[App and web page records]
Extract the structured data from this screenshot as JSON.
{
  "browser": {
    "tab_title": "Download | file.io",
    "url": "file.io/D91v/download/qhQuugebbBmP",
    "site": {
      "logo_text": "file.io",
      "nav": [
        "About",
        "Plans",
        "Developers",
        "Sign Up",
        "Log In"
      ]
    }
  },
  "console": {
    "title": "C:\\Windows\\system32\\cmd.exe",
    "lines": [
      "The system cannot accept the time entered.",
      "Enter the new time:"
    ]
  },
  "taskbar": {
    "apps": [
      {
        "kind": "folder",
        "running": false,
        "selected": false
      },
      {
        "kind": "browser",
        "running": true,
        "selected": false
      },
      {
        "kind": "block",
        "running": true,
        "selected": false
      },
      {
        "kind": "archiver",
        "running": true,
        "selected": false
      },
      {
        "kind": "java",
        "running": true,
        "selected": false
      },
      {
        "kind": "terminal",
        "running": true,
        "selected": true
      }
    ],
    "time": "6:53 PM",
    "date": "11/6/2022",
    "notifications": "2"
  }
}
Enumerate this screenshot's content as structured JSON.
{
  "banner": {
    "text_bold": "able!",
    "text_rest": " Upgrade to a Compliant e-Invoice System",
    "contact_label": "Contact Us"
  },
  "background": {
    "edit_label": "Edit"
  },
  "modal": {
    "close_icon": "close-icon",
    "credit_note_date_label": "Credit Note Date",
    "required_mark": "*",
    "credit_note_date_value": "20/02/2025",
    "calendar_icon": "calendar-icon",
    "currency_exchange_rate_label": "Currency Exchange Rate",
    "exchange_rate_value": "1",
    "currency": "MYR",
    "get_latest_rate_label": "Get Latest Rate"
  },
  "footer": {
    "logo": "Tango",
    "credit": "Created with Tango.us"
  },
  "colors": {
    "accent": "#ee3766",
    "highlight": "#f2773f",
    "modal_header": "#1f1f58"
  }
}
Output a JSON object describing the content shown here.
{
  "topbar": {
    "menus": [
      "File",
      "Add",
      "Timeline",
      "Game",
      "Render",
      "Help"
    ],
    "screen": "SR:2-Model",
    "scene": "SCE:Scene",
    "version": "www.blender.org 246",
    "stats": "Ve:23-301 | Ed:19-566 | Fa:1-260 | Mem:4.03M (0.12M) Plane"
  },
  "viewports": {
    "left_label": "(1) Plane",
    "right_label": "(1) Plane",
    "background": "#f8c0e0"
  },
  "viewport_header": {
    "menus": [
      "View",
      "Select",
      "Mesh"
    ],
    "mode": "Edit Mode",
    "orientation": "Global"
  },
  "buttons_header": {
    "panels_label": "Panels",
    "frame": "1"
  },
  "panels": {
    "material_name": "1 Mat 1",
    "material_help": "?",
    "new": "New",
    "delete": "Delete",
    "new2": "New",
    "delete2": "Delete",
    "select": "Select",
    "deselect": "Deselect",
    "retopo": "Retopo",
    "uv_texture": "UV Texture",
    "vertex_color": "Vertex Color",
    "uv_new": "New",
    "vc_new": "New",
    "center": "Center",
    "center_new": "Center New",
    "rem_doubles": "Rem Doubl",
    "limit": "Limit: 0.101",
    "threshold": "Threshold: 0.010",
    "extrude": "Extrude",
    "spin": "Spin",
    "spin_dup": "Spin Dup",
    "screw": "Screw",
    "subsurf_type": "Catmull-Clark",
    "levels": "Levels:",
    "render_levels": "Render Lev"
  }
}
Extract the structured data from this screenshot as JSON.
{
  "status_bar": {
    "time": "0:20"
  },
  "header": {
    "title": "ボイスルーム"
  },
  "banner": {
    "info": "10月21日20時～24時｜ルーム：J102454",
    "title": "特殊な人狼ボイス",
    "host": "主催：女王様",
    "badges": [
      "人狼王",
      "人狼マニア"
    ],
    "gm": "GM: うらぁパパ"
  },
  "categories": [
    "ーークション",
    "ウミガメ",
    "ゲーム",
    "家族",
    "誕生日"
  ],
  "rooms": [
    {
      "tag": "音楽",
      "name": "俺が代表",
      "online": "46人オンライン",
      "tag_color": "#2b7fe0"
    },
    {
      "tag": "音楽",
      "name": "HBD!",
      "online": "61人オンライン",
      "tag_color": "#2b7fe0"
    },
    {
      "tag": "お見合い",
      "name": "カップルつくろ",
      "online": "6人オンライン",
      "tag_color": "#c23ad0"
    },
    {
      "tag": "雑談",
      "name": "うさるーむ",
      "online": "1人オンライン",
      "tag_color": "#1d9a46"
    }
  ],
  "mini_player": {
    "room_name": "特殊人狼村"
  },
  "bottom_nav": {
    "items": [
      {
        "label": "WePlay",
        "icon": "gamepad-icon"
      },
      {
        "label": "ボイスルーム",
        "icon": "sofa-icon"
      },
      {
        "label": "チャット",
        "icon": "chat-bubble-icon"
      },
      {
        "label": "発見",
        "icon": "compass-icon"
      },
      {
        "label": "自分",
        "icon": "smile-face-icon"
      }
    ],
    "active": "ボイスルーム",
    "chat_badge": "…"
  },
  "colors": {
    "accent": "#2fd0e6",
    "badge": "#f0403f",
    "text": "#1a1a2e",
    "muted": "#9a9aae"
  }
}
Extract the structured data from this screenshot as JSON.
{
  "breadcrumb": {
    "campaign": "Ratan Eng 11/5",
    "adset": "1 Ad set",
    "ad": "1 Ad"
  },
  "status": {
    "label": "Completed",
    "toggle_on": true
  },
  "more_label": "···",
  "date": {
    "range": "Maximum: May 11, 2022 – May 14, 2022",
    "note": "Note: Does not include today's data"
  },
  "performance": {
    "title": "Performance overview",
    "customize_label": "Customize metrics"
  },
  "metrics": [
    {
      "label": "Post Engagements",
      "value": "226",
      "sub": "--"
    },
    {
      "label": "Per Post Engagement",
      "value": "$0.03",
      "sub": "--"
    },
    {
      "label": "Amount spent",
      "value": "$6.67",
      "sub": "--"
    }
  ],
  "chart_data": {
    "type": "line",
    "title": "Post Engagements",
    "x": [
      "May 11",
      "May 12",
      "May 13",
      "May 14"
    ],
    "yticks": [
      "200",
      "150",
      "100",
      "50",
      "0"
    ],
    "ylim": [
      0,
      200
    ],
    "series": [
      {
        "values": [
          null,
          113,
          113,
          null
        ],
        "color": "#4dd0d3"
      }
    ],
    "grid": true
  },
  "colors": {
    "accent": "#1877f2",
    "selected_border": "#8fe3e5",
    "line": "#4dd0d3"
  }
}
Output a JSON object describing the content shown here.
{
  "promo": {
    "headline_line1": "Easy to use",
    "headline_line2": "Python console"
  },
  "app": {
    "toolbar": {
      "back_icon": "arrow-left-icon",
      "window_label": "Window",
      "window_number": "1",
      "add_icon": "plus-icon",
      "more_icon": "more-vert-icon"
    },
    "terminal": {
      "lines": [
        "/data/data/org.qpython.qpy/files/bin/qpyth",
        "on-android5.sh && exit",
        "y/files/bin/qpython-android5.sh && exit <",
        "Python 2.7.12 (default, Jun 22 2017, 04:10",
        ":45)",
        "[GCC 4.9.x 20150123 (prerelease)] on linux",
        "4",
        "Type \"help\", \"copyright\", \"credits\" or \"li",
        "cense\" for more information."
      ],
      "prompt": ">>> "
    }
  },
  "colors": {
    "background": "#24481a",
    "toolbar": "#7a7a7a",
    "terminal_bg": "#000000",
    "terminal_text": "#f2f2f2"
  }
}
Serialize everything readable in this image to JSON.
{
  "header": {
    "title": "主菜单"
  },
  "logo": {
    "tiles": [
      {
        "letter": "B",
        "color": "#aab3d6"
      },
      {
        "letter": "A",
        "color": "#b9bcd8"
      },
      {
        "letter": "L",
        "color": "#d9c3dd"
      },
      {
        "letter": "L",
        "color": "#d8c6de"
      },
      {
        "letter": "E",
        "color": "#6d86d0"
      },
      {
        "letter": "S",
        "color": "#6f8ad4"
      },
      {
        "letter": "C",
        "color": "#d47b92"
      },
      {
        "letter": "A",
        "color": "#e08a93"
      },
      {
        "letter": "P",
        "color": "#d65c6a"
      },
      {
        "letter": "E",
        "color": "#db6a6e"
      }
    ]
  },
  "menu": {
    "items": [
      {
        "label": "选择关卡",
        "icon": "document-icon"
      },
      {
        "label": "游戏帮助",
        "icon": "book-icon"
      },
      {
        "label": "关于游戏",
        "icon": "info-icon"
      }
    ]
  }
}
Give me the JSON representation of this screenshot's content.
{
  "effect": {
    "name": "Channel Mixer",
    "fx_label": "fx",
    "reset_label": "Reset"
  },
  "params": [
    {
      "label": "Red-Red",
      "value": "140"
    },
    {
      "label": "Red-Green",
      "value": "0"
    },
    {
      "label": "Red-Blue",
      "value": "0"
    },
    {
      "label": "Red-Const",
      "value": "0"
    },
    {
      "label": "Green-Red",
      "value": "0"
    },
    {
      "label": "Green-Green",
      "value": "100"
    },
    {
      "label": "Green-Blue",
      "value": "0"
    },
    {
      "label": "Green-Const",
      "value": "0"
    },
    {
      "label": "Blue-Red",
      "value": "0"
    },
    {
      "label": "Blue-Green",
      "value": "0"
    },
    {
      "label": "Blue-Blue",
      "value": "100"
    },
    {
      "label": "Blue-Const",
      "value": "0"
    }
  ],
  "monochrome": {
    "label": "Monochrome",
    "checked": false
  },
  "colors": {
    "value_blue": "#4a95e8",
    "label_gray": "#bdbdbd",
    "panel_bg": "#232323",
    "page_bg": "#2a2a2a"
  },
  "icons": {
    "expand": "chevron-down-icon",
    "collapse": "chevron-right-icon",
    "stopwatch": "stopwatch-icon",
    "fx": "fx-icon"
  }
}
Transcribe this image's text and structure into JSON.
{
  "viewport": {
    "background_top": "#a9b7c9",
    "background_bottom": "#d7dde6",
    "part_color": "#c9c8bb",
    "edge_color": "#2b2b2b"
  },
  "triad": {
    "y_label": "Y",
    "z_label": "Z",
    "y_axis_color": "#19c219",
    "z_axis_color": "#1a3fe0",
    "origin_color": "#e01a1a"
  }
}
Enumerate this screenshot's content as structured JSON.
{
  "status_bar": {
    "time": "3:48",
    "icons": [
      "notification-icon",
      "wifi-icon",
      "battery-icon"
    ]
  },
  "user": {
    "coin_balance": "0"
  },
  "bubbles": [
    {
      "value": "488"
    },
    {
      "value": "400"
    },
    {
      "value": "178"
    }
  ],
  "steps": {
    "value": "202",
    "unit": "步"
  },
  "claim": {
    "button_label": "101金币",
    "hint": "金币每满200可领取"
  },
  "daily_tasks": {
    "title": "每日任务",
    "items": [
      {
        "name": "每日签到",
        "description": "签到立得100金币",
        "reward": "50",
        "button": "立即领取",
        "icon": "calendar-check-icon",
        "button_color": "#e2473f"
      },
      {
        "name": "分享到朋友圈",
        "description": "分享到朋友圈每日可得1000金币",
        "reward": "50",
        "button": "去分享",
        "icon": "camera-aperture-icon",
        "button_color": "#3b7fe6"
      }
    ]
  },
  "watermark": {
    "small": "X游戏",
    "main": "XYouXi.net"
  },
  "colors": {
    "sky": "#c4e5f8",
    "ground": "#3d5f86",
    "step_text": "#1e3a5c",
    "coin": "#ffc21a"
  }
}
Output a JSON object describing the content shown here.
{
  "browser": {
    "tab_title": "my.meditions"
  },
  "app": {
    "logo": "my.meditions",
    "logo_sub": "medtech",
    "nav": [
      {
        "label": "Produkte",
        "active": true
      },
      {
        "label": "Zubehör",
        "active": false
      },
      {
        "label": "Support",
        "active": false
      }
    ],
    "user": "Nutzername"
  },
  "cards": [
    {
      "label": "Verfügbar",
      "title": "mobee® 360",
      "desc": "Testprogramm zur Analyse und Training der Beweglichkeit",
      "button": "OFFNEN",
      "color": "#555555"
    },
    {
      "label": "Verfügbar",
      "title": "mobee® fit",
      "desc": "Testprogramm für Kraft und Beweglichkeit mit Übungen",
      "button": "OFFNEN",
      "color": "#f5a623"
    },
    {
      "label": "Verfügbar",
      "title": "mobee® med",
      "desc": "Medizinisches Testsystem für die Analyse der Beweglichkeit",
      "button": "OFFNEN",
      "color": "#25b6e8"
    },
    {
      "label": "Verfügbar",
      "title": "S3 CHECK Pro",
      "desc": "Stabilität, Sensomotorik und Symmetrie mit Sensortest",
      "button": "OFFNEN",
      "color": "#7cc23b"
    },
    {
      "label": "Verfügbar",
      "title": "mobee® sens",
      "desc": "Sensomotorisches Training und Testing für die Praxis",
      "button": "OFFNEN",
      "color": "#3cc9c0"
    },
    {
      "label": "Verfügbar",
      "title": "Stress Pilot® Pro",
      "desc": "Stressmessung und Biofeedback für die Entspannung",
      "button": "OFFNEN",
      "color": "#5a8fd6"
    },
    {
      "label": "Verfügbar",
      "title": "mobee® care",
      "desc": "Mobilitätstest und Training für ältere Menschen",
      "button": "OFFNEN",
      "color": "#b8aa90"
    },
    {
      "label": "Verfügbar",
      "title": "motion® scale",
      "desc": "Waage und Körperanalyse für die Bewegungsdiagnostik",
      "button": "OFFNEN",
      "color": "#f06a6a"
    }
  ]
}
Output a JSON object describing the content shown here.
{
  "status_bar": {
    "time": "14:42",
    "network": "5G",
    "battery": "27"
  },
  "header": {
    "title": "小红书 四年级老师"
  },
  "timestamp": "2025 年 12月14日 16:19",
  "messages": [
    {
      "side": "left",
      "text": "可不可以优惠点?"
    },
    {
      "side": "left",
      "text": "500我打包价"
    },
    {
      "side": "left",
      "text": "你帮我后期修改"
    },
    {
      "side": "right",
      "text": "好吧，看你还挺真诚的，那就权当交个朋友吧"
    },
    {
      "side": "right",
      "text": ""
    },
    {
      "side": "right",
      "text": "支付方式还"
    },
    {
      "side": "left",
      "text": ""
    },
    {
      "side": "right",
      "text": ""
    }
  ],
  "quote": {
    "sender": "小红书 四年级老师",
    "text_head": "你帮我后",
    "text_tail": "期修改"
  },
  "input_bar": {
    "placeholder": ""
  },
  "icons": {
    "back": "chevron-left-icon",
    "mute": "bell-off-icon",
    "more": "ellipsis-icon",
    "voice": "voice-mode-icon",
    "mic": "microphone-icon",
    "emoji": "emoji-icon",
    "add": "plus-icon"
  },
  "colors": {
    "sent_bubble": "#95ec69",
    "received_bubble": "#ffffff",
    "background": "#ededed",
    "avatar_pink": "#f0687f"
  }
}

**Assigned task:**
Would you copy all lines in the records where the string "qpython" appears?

**Reply:**
        "/data/data/org.qpython.qpy/files/bin/qpyth",
        "y/files/bin/qpython-android5.sh && exit <",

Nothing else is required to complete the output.